--- Supplied data Enclosed Below ---

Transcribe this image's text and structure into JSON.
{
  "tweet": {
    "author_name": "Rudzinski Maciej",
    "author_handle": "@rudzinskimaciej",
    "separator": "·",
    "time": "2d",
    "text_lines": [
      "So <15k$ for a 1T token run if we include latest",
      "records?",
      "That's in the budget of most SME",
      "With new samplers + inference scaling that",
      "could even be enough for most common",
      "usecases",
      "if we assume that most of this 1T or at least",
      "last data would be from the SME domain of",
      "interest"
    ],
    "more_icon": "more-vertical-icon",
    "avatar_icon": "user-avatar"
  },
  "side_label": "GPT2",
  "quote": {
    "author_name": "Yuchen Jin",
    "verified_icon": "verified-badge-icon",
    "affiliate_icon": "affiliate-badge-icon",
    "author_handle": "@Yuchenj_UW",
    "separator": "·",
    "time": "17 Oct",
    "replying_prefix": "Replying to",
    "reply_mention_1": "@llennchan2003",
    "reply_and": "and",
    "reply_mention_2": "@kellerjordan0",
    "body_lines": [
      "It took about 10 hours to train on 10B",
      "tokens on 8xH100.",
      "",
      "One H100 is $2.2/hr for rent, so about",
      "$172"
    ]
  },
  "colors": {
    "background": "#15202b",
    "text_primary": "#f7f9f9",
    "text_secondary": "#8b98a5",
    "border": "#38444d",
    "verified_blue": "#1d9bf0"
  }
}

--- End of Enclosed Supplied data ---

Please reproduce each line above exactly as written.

Transcribe this image's text and structure into JSON.
{
  "tweet": {
    "author_name": "Rudzinski Maciej",
    "author_handle": "@rudzinskimaciej",
    "separator": "·",
    "time": "2d",
    "text_lines": [
      "So <15k$ for a 1T token run if we include latest",
      "records?",
      "That's in the budget of most SME",
      "With new samplers + inference scaling that",
      "could even be enough for most common",
      "usecases",
      "if we assume that most of this 1T or at least",
      "last data would be from the SME domain of",
      "interest"
    ],
    "more_icon": "more-vertical-icon",
    "avatar_icon": "user-avatar"
  },
  "side_label": "GPT2",
  "quote": {
    "author_name": "Yuchen Jin",
    "verified_icon": "verified-badge-icon",
    "affiliate_icon": "affiliate-badge-icon",
    "author_handle": "@Yuchenj_UW",
    "separator": "·",
    "time": "17 Oct",
    "replying_prefix": "Replying to",
    "reply_mention_1": "@llennchan2003",
    "reply_and": "and",
    "reply_mention_2": "@kellerjordan0",
    "body_lines": [
      "It took about 10 hours to train on 10B",
      "tokens on 8xH100.",
      "",
      "One H100 is $2.2/hr for rent, so about",
      "$172"
    ]
  },
  "colors": {
    "background": "#15202b",
    "text_primary": "#f7f9f9",
    "text_secondary": "#8b98a5",
    "border": "#38444d",
    "verified_blue": "#1d9bf0"
  }
}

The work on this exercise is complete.